Trouble with the neighbours
Da Cruz and Another v City of Cape Town and Another, a judgment of the High Court, Cape Town on 13 January 2017, dealt with aggrieved neighbours challenging the City of Cape Town’s approval of building plans for the re-building of the Oracle building in the Cape Town CBD. The applicants were the body corporate of and an owner in the neighbouring Four Seasons building. Both the City of Cape Town (the Municipality) and the owner of the Oracle building opposed the application.
The National Building Regulations and Building Standards Act regulates the approval of building plans. Note that a brief article cannot do justice to the intricacy of this Act and the relevant case law.
It was common cause in Da Cruz that:
– The Municipality had approved the building plans for the apartments in the Four Seasons building, and the apartments had been built in accordance with such building plans, long before the Municipality approved the building plans for the re-building of the Oracle building.
– The proposed re-building of the Oracle building would adversely affect owners of apartments in the Four Seasons building. For example, the upward extension of the Oracle building would be built right up against the balconies of apartments in Four Seasons, effectively turning them into something resembling court yards.

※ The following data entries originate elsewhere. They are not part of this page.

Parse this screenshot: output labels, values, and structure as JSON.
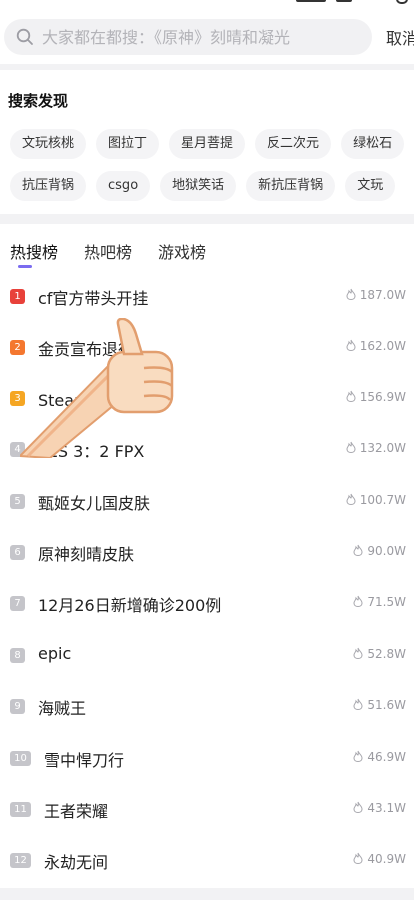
{
  "search": {
    "placeholder": "大家都在都搜：《原神》刻晴和凝光",
    "cancel_label": "取消"
  },
  "discover": {
    "title": "搜索发现",
    "row1": [
      "文玩核桃",
      "图拉丁",
      "星月菩提",
      "反二次元",
      "绿松石"
    ],
    "row2": [
      "抗压背锅",
      "csgo",
      "地狱笑话",
      "新抗压背锅",
      "文玩"
    ]
  },
  "tabs": [
    "热搜榜",
    "热吧榜",
    "游戏榜"
  ],
  "active_tab": "热搜榜",
  "colors": {
    "rank1": "#e8413a",
    "rank2": "#f4772f",
    "rank3": "#f5a623",
    "rank_other": "#c5c5ca",
    "accent": "#7b6cf0"
  },
  "list": [
    {
      "rank": "1",
      "title": "cf官方带头开挂",
      "heat": "187.0W"
    },
    {
      "rank": "2",
      "title": "金贡宣布退役",
      "heat": "162.0W"
    },
    {
      "rank": "3",
      "title": "Steam夏日榜",
      "heat": "156.9W"
    },
    {
      "rank": "4",
      "title": "TES 3：2 FPX",
      "heat": "132.0W"
    },
    {
      "rank": "5",
      "title": "甄姬女儿国皮肤",
      "heat": "100.7W"
    },
    {
      "rank": "6",
      "title": "原神刻晴皮肤",
      "heat": "90.0W"
    },
    {
      "rank": "7",
      "title": "12月26日新增确诊200例",
      "heat": "71.5W"
    },
    {
      "rank": "8",
      "title": "epic",
      "heat": "52.8W"
    },
    {
      "rank": "9",
      "title": "海贼王",
      "heat": "51.6W"
    },
    {
      "rank": "10",
      "title": "雪中悍刀行",
      "heat": "46.9W"
    },
    {
      "rank": "11",
      "title": "王者荣耀",
      "heat": "43.1W"
    },
    {
      "rank": "12",
      "title": "永劫无间",
      "heat": "40.9W"
    }
  ]
}
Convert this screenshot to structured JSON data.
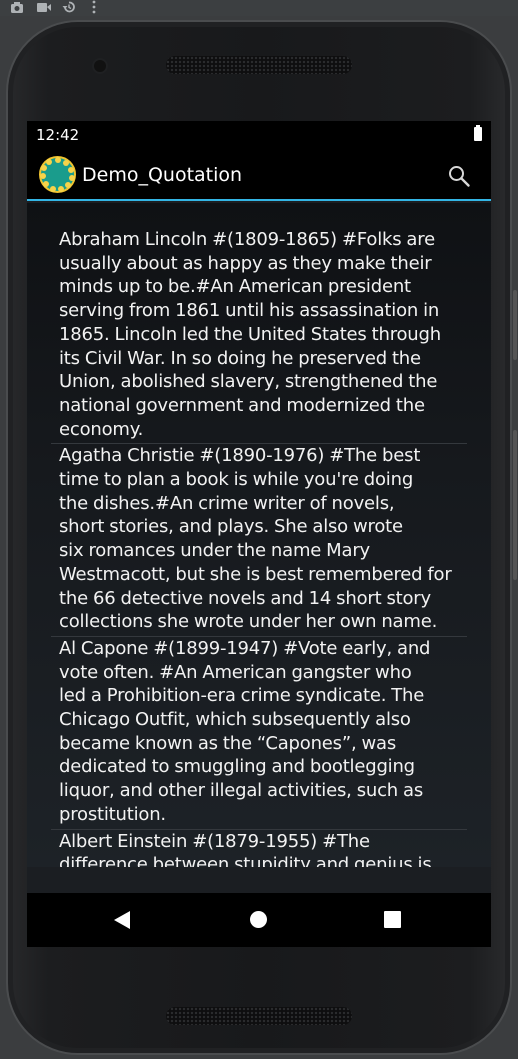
{
  "status_bar": {
    "time": "12:42"
  },
  "action_bar": {
    "title": "Demo_Quotation"
  },
  "quotes": [
    {
      "lines": [
        "Abraham Lincoln #(1809-1865) #Folks are",
        "usually about as happy as they make their",
        "minds up to be.#An American president",
        "serving from 1861 until his assassination in",
        "1865. Lincoln led the United States through",
        "its Civil War. In so doing he preserved the",
        "Union, abolished slavery, strengthened the",
        "national government and modernized the",
        "economy."
      ]
    },
    {
      "lines": [
        "Agatha Christie #(1890-1976) #The best",
        "time to plan a book is while you're doing",
        "the dishes.#An crime writer of novels,",
        "short stories, and plays. She also wrote",
        "six romances under the name Mary",
        "Westmacott, but she is best remembered for",
        "the 66 detective novels and 14 short story",
        "collections she wrote under her own name."
      ]
    },
    {
      "lines": [
        "Al Capone #(1899-1947) #Vote early, and",
        "vote often. #An American gangster who",
        "led a Prohibition-era crime syndicate. The",
        "Chicago Outfit, which subsequently also",
        "became known as the “Capones”, was",
        "dedicated to smuggling and bootlegging",
        "liquor, and other illegal activities, such as",
        "prostitution."
      ]
    },
    {
      "lines": [
        "Albert Einstein #(1879-1955) #The",
        "difference between stupidity and genius is"
      ]
    }
  ],
  "icons": {
    "toolbar": [
      "camera-icon",
      "video-icon",
      "history-icon",
      "more-vert-icon"
    ],
    "status": [
      "battery-icon"
    ],
    "action": [
      "app-logo-icon",
      "search-icon"
    ],
    "nav": [
      "back-icon",
      "home-icon",
      "recents-icon"
    ]
  },
  "colors": {
    "accent": "#33b5e5",
    "app_icon_teal": "#1a9c8c",
    "app_icon_gold": "#f0c430"
  }
}
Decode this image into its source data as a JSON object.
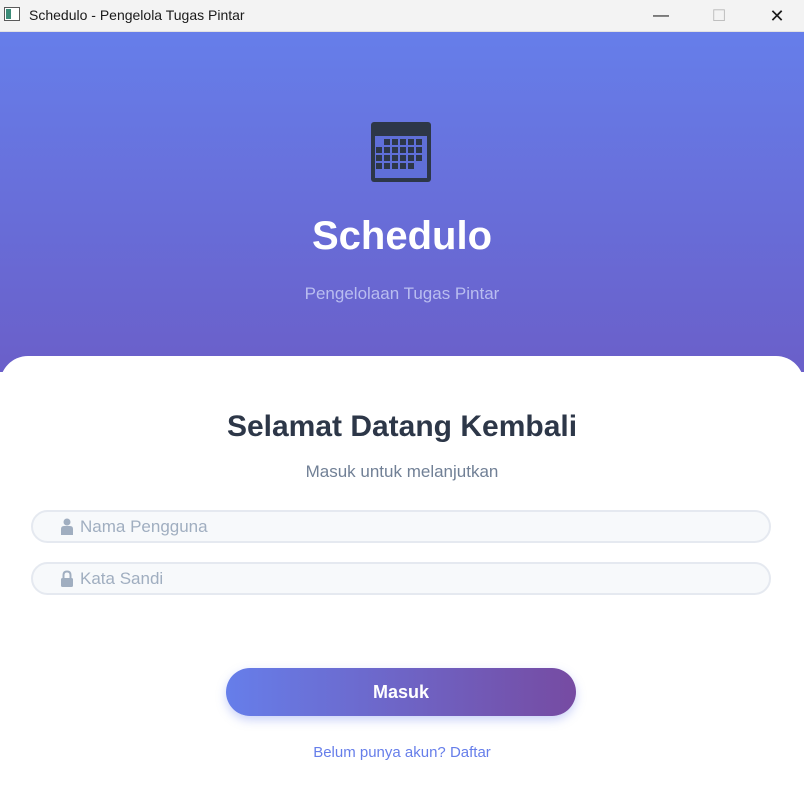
{
  "window": {
    "title": "Schedulo - Pengelola Tugas Pintar",
    "minimize_glyph": "—",
    "maximize_glyph": "☐",
    "close_glyph": "✕"
  },
  "hero": {
    "icon": "calendar-icon",
    "app_name": "Schedulo",
    "tagline": "Pengelolaan Tugas Pintar",
    "gradient_start": "#667eea",
    "gradient_end": "#6a5fc9"
  },
  "login": {
    "title": "Selamat Datang Kembali",
    "subtitle": "Masuk untuk melanjutkan",
    "username": {
      "icon": "user-icon",
      "placeholder": "Nama Pengguna",
      "value": ""
    },
    "password": {
      "icon": "lock-icon",
      "placeholder": "Kata Sandi",
      "value": ""
    },
    "submit_label": "Masuk",
    "button_gradient": [
      "#667eea",
      "#764ba2"
    ],
    "register_link": "Belum punya akun? Daftar"
  }
}
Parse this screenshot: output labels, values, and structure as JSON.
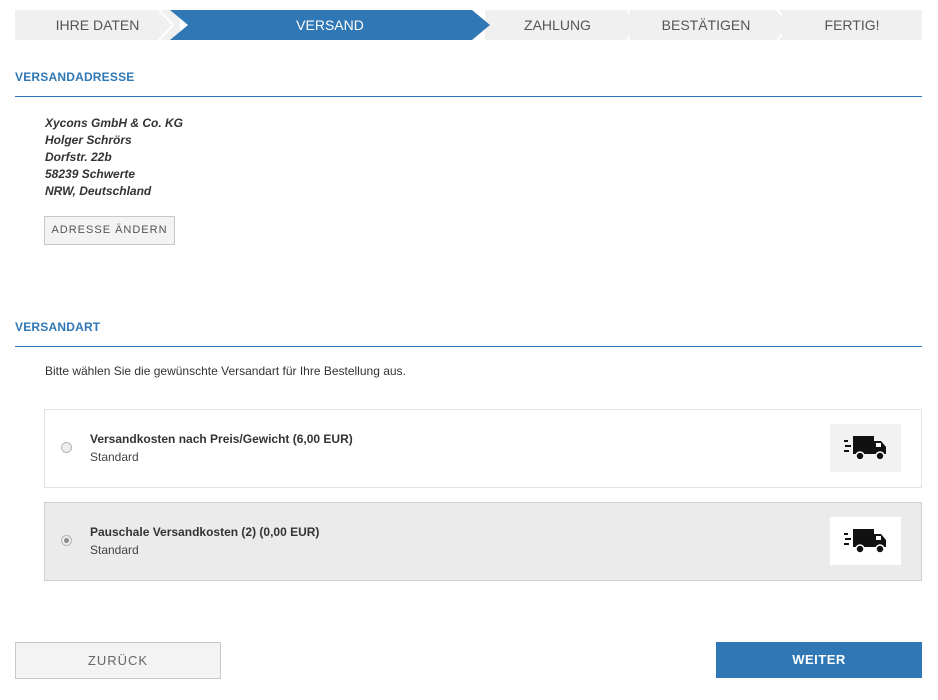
{
  "steps": [
    "IHRE DATEN",
    "VERSAND",
    "ZAHLUNG",
    "BESTÄTIGEN",
    "FERTIG!"
  ],
  "active_step": 1,
  "address_section": {
    "title": "VERSANDADRESSE",
    "lines": [
      "Xycons GmbH & Co. KG",
      "Holger Schrörs",
      "Dorfstr. 22b",
      "58239 Schwerte",
      "NRW, Deutschland"
    ],
    "change_button": "ADRESSE ÄNDERN"
  },
  "shipping_section": {
    "title": "VERSANDART",
    "intro": "Bitte wählen Sie die gewünschte Versandart für Ihre Bestellung aus.",
    "options": [
      {
        "title": "Versandkosten nach Preis/Gewicht (6,00 EUR)",
        "subtitle": "Standard",
        "selected": false,
        "icon": "truck-icon"
      },
      {
        "title": "Pauschale Versandkosten (2) (0,00 EUR)",
        "subtitle": "Standard",
        "selected": true,
        "icon": "truck-icon"
      }
    ]
  },
  "buttons": {
    "back": "ZURÜCK",
    "next": "WEITER"
  },
  "colors": {
    "accent": "#2f77b5",
    "step_bg": "#f0f0f0",
    "selected_bg": "#ebebeb"
  }
}
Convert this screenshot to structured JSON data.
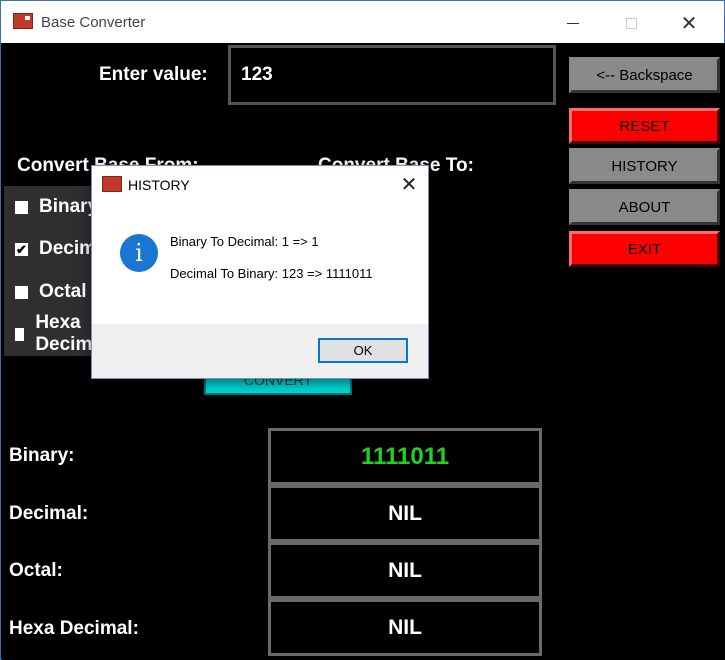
{
  "window": {
    "title": "Base Converter",
    "controls": {
      "minimize": "minimize",
      "maximize": "maximize",
      "close": "✕"
    }
  },
  "input": {
    "label": "Enter value:",
    "value": "123"
  },
  "side_buttons": [
    {
      "label": "<-- Backspace",
      "color": "grey"
    },
    {
      "label": "RESET",
      "color": "red"
    },
    {
      "label": "HISTORY",
      "color": "grey"
    },
    {
      "label": "ABOUT",
      "color": "grey"
    },
    {
      "label": "EXIT",
      "color": "red"
    }
  ],
  "convert_from": {
    "heading": "Convert Base From:",
    "options": [
      {
        "label": "Binary",
        "checked": false
      },
      {
        "label": "Decimal",
        "checked": true
      },
      {
        "label": "Octal",
        "checked": false
      },
      {
        "label": "Hexa Decimal",
        "checked": false
      }
    ]
  },
  "convert_to": {
    "heading": "Convert Base To:"
  },
  "convert_button": "CONVERT",
  "results": [
    {
      "label": "Binary:",
      "value": "1111011",
      "highlight": true
    },
    {
      "label": "Decimal:",
      "value": "NIL",
      "highlight": false
    },
    {
      "label": "Octal:",
      "value": "NIL",
      "highlight": false
    },
    {
      "label": "Hexa Decimal:",
      "value": "NIL",
      "highlight": false
    }
  ],
  "dialog": {
    "title": "HISTORY",
    "close": "✕",
    "icon": "info-icon",
    "icon_glyph": "i",
    "lines": [
      "Binary To Decimal: 1 => 1",
      "Decimal To Binary: 123 => 1111011"
    ],
    "ok_label": "OK"
  },
  "colors": {
    "red_button": "#ff0000",
    "grey_button": "#8a8a8a",
    "convert_button": "#00d8d8",
    "result_highlight": "#22d022",
    "info_icon": "#1976d2"
  }
}
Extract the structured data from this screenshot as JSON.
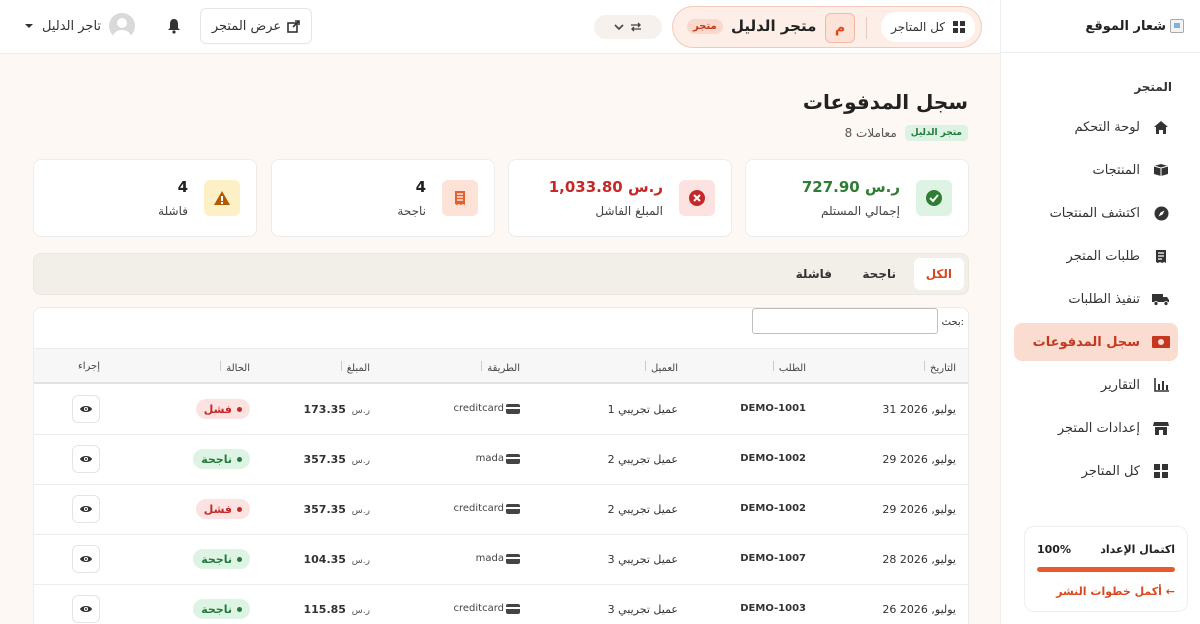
{
  "sidebar": {
    "logo_text": "شعار الموقع",
    "section": "المتجر",
    "items": [
      {
        "label": "لوحة التحكم",
        "icon": "home-icon"
      },
      {
        "label": "المنتجات",
        "icon": "box-icon"
      },
      {
        "label": "اكتشف المنتجات",
        "icon": "compass-icon"
      },
      {
        "label": "طلبات المتجر",
        "icon": "receipt-icon"
      },
      {
        "label": "تنفيذ الطلبات",
        "icon": "truck-icon"
      },
      {
        "label": "سجل المدفوعات",
        "icon": "money-icon",
        "active": true
      },
      {
        "label": "التقارير",
        "icon": "chart-icon"
      },
      {
        "label": "إعدادات المتجر",
        "icon": "store-icon"
      },
      {
        "label": "كل المتاجر",
        "icon": "grid-icon"
      }
    ],
    "setup": {
      "title": "اكتمال الإعداد",
      "percent": "100%",
      "progress": 1.0,
      "link": "أكمل خطوات النشر ←"
    }
  },
  "topbar": {
    "all_stores": "كل المتاجر",
    "store_initial": "م",
    "store_name": "متجر الدليل",
    "store_badge": "متجر",
    "view_store": "عرض المتجر",
    "user_name": "تاجر الدليل"
  },
  "page": {
    "title": "سجل المدفوعات",
    "store_chip": "متجر الدليل",
    "count_text": "8 معاملات"
  },
  "stats": [
    {
      "value": "727.90 ر.س",
      "label": "إجمالي المستلم",
      "icon": "check-circle-icon",
      "color": "#2e7d32",
      "bg": "#dff3e4"
    },
    {
      "value": "1,033.80 ر.س",
      "label": "المبلغ الفاشل",
      "icon": "x-circle-icon",
      "color": "#c62828",
      "bg": "#fde2e2"
    },
    {
      "value": "4",
      "label": "ناجحة",
      "icon": "receipt-icon",
      "color": "#222222",
      "bg": "#fde2d8"
    },
    {
      "value": "4",
      "label": "فاشلة",
      "icon": "warning-icon",
      "color": "#222222",
      "bg": "#fdf0c6"
    }
  ],
  "tabs": [
    "الكل",
    "ناجحة",
    "فاشلة"
  ],
  "search_label": "بحث:",
  "columns": [
    "التاريخ",
    "الطلب",
    "العميل",
    "الطريقة",
    "المبلغ",
    "الحالة",
    "إجراء"
  ],
  "currency": "ر.س",
  "rows": [
    {
      "date": "31 يوليو, 2026",
      "order": "DEMO-1001",
      "customer": "عميل تجريبي 1",
      "method": "creditcard",
      "amount": "173.35",
      "status": "فشل",
      "ok": false
    },
    {
      "date": "29 يوليو, 2026",
      "order": "DEMO-1002",
      "customer": "عميل تجريبي 2",
      "method": "mada",
      "amount": "357.35",
      "status": "ناجحة",
      "ok": true
    },
    {
      "date": "29 يوليو, 2026",
      "order": "DEMO-1002",
      "customer": "عميل تجريبي 2",
      "method": "creditcard",
      "amount": "357.35",
      "status": "فشل",
      "ok": false
    },
    {
      "date": "28 يوليو, 2026",
      "order": "DEMO-1007",
      "customer": "عميل تجريبي 3",
      "method": "mada",
      "amount": "104.35",
      "status": "ناجحة",
      "ok": true
    },
    {
      "date": "26 يوليو, 2026",
      "order": "DEMO-1003",
      "customer": "عميل تجريبي 3",
      "method": "creditcard",
      "amount": "115.85",
      "status": "ناجحة",
      "ok": true
    }
  ]
}
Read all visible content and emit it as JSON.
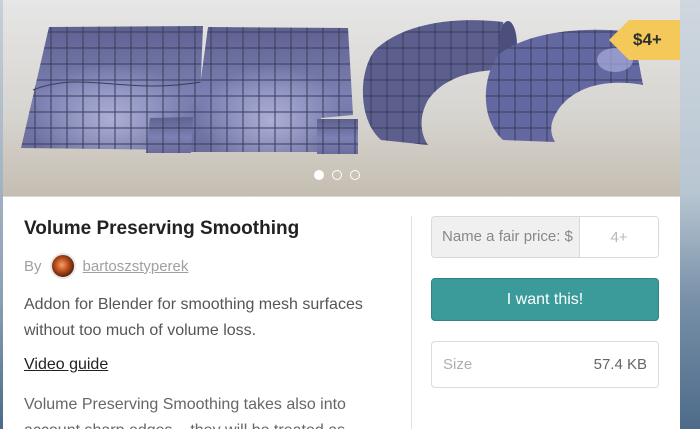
{
  "product": {
    "title": "Volume Preserving Smoothing",
    "by_label": "By",
    "author": "bartoszstyperek",
    "description": "Addon for Blender for smoothing mesh surfaces without too much of volume loss.",
    "video_link": "Video guide",
    "body_text": "Volume Preserving Smoothing  takes also into account sharp edges – they will be treated as"
  },
  "hero": {
    "price_tag": "$4+",
    "carousel_dots": 3,
    "active_dot": 0,
    "accent_color": "#f4c95a"
  },
  "purchase": {
    "price_label": "Name a fair price: $",
    "price_placeholder": "4+",
    "buy_button": "I want this!",
    "button_color": "#3a9b9a",
    "size_label": "Size",
    "size_value": "57.4 KB"
  }
}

The Municipality’s defence was that that it may approve any building plans within the applicable land use development restrictions in terms of the zoning scheme (and other legislation), and that neighbours were obliged to tolerate this, irrespective of any adverse effects on their properties.
The Court held that the Municipality was “fundamentally misguided” in its belief that it was entitled to adopt “an uncoordinated and potentially disharmonious approach … to the consideration of building plan applications.” And further: “The functionaries failed to consider and address the question whether a reasonable and informed purchaser of a unit on the eighth floor of the Four Seasons building would foresee that the [Municipality], having approved balconies along the common boundary would permit the development of the [the Oracle building] in such a manner as to effectively destroy the utility of the balconies as such, and with the degree of overbearing intrusiveness that allowing a three storey solid wall to be built up hard against them would unavoidably occasion.”
The Court set aside the approval of the building plans for the re-building of the Oracle building, and directed that, in respect of the reconsideration of such building plans, the Municipality must appoint a different building control officer and decision-maker.
It is questionable whether an appeal by the Municipality in this matter will be prudent spending of taxpayers’ money.